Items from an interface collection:
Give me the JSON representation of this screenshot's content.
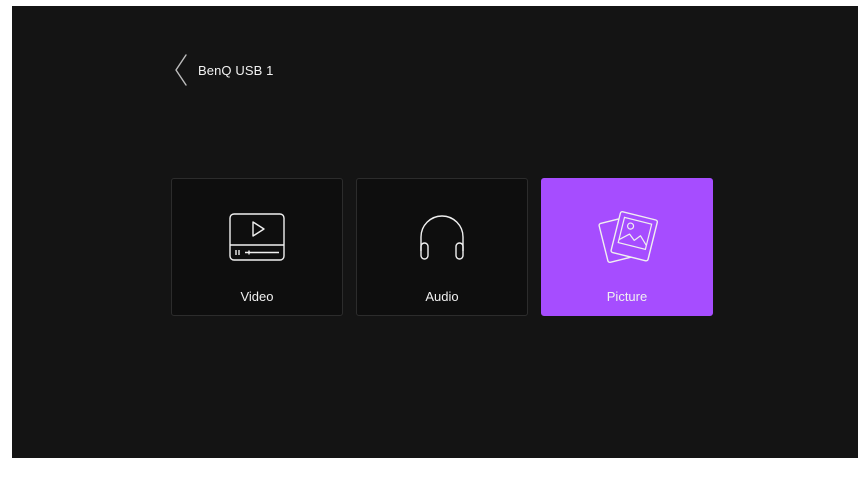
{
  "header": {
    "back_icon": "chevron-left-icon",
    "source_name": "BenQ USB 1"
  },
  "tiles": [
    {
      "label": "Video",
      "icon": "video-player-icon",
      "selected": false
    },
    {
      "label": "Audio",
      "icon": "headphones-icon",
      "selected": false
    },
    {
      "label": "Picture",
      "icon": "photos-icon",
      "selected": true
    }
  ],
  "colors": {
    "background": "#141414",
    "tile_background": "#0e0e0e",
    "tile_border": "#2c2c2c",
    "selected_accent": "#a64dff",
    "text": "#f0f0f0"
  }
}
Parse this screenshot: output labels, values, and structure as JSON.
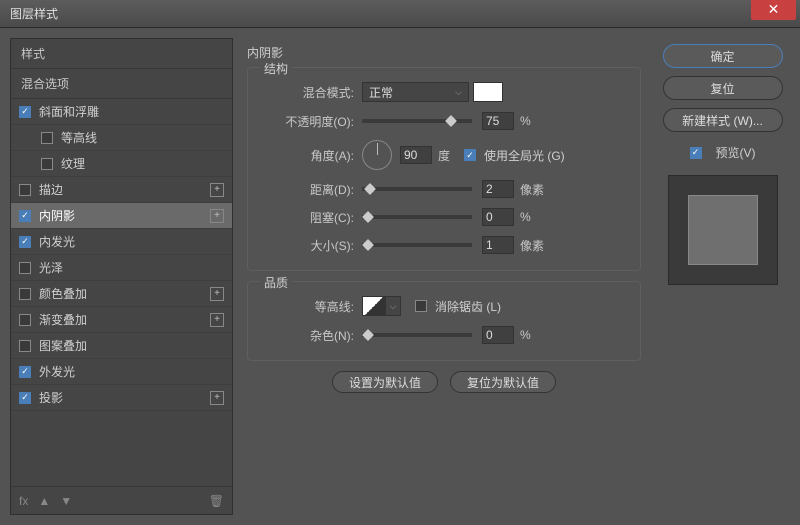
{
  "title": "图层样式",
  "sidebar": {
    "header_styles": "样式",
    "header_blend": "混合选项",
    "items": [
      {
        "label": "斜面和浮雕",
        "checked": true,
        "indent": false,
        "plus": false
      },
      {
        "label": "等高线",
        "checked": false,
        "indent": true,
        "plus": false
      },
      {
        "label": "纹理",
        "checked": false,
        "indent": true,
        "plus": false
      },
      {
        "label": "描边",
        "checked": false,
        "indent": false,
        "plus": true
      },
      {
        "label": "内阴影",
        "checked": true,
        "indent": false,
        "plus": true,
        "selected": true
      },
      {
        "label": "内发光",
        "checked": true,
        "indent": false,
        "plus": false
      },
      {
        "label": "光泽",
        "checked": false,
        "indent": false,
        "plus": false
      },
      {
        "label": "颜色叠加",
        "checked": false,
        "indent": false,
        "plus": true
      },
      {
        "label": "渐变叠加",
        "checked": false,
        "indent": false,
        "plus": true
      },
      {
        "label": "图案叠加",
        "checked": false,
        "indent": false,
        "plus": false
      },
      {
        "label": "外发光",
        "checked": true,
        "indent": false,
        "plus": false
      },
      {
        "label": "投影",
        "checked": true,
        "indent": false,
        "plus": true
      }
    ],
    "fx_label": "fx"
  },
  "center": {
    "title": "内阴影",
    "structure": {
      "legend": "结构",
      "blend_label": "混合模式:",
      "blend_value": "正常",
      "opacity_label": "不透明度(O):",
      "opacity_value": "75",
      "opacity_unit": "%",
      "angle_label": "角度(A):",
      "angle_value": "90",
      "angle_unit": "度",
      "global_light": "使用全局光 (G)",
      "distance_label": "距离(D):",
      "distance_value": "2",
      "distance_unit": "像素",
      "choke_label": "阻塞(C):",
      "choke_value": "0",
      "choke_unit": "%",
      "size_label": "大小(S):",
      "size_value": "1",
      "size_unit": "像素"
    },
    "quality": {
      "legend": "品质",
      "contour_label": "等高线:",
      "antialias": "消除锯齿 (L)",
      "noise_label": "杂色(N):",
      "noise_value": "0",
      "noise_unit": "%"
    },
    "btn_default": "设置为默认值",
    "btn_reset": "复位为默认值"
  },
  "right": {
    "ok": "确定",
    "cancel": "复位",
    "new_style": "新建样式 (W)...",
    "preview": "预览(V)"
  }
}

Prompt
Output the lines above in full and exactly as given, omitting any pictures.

Solution below
Give me the JSON representation of this screenshot's content.
{
  "header": {
    "back_icon": "chevron-left-icon",
    "source_name": "BenQ USB 1"
  },
  "tiles": [
    {
      "label": "Video",
      "icon": "video-player-icon",
      "selected": false
    },
    {
      "label": "Audio",
      "icon": "headphones-icon",
      "selected": false
    },
    {
      "label": "Picture",
      "icon": "photos-icon",
      "selected": true
    }
  ],
  "colors": {
    "background": "#141414",
    "tile_background": "#0e0e0e",
    "tile_border": "#2c2c2c",
    "selected_accent": "#a64dff",
    "text": "#f0f0f0"
  }
}
Parse this screenshot: output labels, values, and structure as JSON.
{
  "title": "图层样式",
  "sidebar": {
    "header_styles": "样式",
    "header_blend": "混合选项",
    "items": [
      {
        "label": "斜面和浮雕",
        "checked": true,
        "indent": false,
        "plus": false
      },
      {
        "label": "等高线",
        "checked": false,
        "indent": true,
        "plus": false
      },
      {
        "label": "纹理",
        "checked": false,
        "indent": true,
        "plus": false
      },
      {
        "label": "描边",
        "checked": false,
        "indent": false,
        "plus": true
      },
      {
        "label": "内阴影",
        "checked": true,
        "indent": false,
        "plus": true,
        "selected": true
      },
      {
        "label": "内发光",
        "checked": true,
        "indent": false,
        "plus": false
      },
      {
        "label": "光泽",
        "checked": false,
        "indent": false,
        "plus": false
      },
      {
        "label": "颜色叠加",
        "checked": false,
        "indent": false,
        "plus": true
      },
      {
        "label": "渐变叠加",
        "checked": false,
        "indent": false,
        "plus": true
      },
      {
        "label": "图案叠加",
        "checked": false,
        "indent": false,
        "plus": false
      },
      {
        "label": "外发光",
        "checked": true,
        "indent": false,
        "plus": false
      },
      {
        "label": "投影",
        "checked": true,
        "indent": false,
        "plus": true
      }
    ],
    "fx_label": "fx"
  },
  "center": {
    "title": "内阴影",
    "structure": {
      "legend": "结构",
      "blend_label": "混合模式:",
      "blend_value": "正常",
      "opacity_label": "不透明度(O):",
      "opacity_value": "75",
      "opacity_unit": "%",
      "angle_label": "角度(A):",
      "angle_value": "90",
      "angle_unit": "度",
      "global_light": "使用全局光 (G)",
      "distance_label": "距离(D):",
      "distance_value": "2",
      "distance_unit": "像素",
      "choke_label": "阻塞(C):",
      "choke_value": "0",
      "choke_unit": "%",
      "size_label": "大小(S):",
      "size_value": "1",
      "size_unit": "像素"
    },
    "quality": {
      "legend": "品质",
      "contour_label": "等高线:",
      "antialias": "消除锯齿 (L)",
      "noise_label": "杂色(N):",
      "noise_value": "0",
      "noise_unit": "%"
    },
    "btn_default": "设置为默认值",
    "btn_reset": "复位为默认值"
  },
  "right": {
    "ok": "确定",
    "cancel": "复位",
    "new_style": "新建样式 (W)...",
    "preview": "预览(V)"
  }
}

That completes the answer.